### EXERCISE DETAILS
A single number is required: how many lines in the data below contain "azuracast".

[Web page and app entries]

=== Begin Enclosure ===

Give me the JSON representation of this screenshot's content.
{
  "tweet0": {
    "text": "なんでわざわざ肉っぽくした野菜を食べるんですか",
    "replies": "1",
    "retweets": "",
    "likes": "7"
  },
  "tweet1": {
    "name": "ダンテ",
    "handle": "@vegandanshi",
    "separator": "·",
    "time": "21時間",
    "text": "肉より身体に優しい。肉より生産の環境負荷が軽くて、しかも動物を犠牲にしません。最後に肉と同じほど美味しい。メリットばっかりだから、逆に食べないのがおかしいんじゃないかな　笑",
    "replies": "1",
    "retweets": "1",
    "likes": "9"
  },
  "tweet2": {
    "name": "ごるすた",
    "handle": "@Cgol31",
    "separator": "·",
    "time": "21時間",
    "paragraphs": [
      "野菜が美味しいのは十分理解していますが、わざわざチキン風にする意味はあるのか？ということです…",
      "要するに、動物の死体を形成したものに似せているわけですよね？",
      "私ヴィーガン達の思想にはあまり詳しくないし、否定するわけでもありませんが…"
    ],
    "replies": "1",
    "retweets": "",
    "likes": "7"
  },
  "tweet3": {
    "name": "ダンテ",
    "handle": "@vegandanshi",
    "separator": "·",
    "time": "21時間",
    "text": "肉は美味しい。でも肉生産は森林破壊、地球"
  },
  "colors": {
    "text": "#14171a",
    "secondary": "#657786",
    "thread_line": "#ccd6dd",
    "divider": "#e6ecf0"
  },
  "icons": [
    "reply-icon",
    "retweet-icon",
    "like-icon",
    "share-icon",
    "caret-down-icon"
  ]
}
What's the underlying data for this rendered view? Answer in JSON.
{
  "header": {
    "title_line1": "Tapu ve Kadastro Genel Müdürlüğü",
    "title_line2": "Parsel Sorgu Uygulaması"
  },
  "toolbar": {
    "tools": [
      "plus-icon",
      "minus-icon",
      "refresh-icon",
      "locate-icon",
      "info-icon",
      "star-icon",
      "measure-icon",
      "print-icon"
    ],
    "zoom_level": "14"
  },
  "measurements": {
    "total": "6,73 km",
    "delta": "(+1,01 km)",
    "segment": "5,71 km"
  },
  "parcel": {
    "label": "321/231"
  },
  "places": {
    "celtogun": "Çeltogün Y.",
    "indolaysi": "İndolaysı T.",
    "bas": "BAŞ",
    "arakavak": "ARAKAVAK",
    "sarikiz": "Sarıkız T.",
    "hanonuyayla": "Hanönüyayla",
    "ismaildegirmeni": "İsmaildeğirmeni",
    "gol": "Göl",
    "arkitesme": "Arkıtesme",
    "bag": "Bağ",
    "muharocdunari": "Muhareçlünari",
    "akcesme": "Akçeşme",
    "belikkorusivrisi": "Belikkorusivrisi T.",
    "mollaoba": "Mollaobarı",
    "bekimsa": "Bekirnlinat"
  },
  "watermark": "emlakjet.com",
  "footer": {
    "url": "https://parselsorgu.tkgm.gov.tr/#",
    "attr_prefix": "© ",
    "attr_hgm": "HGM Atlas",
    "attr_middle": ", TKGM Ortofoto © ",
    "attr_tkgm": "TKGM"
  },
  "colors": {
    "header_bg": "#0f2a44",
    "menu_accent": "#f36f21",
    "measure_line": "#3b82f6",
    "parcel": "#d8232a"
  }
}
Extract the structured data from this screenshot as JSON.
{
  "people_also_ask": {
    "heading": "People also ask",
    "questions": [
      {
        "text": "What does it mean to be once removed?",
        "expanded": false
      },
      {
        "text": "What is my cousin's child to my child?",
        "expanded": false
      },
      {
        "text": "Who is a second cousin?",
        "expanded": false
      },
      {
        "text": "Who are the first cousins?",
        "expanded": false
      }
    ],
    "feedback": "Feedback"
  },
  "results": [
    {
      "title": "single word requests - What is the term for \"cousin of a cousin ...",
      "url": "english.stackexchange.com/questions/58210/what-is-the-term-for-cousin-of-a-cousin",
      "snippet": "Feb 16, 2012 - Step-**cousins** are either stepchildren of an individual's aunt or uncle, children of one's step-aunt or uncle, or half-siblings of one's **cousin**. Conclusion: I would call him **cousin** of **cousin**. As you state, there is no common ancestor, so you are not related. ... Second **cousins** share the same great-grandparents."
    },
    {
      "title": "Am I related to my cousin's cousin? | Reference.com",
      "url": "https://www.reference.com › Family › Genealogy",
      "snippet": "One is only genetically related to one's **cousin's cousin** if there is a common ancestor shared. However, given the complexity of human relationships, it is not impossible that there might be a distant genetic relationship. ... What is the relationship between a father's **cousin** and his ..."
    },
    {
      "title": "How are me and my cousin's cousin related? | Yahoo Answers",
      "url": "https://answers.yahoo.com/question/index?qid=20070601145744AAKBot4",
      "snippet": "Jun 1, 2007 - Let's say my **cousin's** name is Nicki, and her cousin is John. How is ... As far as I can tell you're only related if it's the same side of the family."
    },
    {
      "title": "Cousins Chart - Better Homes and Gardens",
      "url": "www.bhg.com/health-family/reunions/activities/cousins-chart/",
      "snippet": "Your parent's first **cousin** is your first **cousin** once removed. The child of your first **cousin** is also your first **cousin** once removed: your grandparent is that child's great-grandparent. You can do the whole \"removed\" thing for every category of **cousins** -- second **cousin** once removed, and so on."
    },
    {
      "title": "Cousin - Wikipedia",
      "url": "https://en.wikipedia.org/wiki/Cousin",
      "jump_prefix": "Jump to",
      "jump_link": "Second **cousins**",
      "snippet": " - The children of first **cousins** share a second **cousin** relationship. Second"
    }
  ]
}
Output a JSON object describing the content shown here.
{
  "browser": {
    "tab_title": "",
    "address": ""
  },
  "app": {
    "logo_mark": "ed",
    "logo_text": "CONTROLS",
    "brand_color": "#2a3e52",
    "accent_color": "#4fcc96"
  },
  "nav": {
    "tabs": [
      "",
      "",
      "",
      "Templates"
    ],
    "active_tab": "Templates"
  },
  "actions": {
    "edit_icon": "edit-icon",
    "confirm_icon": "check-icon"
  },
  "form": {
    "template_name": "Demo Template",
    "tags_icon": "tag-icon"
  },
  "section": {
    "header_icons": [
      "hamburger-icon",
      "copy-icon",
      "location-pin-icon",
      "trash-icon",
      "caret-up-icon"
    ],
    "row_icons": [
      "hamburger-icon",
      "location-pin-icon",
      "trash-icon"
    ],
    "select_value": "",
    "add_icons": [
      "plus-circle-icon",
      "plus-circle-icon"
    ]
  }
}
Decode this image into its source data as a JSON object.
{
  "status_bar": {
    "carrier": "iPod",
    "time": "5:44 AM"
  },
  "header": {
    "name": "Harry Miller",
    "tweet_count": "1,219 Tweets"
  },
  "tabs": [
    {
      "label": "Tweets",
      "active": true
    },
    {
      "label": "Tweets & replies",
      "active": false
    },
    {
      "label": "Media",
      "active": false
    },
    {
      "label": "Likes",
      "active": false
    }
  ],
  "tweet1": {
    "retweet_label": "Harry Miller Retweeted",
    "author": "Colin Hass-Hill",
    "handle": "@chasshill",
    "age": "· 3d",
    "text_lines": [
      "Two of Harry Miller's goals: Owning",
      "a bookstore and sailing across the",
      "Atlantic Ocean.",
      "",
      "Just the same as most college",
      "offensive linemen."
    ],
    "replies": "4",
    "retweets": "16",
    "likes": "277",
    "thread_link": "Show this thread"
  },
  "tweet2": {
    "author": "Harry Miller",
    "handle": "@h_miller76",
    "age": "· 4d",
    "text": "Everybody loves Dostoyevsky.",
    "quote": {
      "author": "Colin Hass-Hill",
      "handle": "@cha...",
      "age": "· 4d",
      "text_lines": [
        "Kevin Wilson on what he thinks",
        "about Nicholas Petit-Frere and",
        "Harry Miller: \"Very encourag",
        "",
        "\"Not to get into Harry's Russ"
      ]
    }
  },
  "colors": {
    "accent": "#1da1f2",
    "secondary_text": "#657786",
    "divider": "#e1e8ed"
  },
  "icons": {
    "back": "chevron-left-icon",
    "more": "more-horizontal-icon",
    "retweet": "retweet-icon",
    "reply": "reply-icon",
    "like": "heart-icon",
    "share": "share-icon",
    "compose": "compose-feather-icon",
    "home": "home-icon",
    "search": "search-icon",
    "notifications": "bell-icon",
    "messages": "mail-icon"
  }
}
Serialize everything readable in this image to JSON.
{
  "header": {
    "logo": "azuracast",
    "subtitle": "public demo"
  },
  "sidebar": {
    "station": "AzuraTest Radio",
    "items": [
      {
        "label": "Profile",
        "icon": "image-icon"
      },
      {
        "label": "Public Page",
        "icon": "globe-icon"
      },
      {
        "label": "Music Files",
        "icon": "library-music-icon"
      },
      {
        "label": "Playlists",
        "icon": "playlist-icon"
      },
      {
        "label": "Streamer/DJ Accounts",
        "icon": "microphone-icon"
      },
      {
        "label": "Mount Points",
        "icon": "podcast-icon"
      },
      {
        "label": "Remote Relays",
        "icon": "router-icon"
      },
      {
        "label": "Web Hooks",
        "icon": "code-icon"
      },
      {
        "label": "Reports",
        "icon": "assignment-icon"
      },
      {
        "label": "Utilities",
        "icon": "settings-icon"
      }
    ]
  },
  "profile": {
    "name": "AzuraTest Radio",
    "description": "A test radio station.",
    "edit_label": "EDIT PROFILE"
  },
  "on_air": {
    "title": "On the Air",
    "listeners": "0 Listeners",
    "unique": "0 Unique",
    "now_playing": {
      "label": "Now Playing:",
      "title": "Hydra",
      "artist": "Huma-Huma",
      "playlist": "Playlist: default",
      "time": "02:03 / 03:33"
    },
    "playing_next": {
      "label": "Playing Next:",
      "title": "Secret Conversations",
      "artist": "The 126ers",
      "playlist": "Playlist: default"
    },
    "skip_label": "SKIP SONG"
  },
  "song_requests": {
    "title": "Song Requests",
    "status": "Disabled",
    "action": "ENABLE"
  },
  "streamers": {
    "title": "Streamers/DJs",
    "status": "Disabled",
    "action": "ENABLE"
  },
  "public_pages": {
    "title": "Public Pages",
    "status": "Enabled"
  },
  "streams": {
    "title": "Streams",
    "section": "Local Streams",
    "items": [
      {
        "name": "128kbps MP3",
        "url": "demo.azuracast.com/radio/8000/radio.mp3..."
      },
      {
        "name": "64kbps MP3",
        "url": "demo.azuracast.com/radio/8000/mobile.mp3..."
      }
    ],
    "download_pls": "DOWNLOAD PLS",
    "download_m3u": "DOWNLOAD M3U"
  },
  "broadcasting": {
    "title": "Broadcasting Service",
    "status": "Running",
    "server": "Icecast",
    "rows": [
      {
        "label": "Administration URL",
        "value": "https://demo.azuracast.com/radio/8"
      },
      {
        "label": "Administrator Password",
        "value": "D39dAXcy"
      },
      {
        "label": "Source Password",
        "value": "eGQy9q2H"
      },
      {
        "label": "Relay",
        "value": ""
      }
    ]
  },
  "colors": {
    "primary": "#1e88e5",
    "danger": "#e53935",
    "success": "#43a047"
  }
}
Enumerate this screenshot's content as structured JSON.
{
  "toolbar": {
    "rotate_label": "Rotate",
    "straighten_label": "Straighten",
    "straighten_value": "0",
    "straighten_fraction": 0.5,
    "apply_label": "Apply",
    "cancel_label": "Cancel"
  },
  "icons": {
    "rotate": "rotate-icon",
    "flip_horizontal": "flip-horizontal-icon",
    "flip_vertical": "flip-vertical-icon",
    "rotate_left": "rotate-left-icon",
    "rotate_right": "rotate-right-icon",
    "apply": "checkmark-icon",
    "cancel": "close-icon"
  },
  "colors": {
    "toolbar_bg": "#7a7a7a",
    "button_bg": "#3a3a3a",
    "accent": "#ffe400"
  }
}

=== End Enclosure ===

### RESULT FOR THIS TASK
4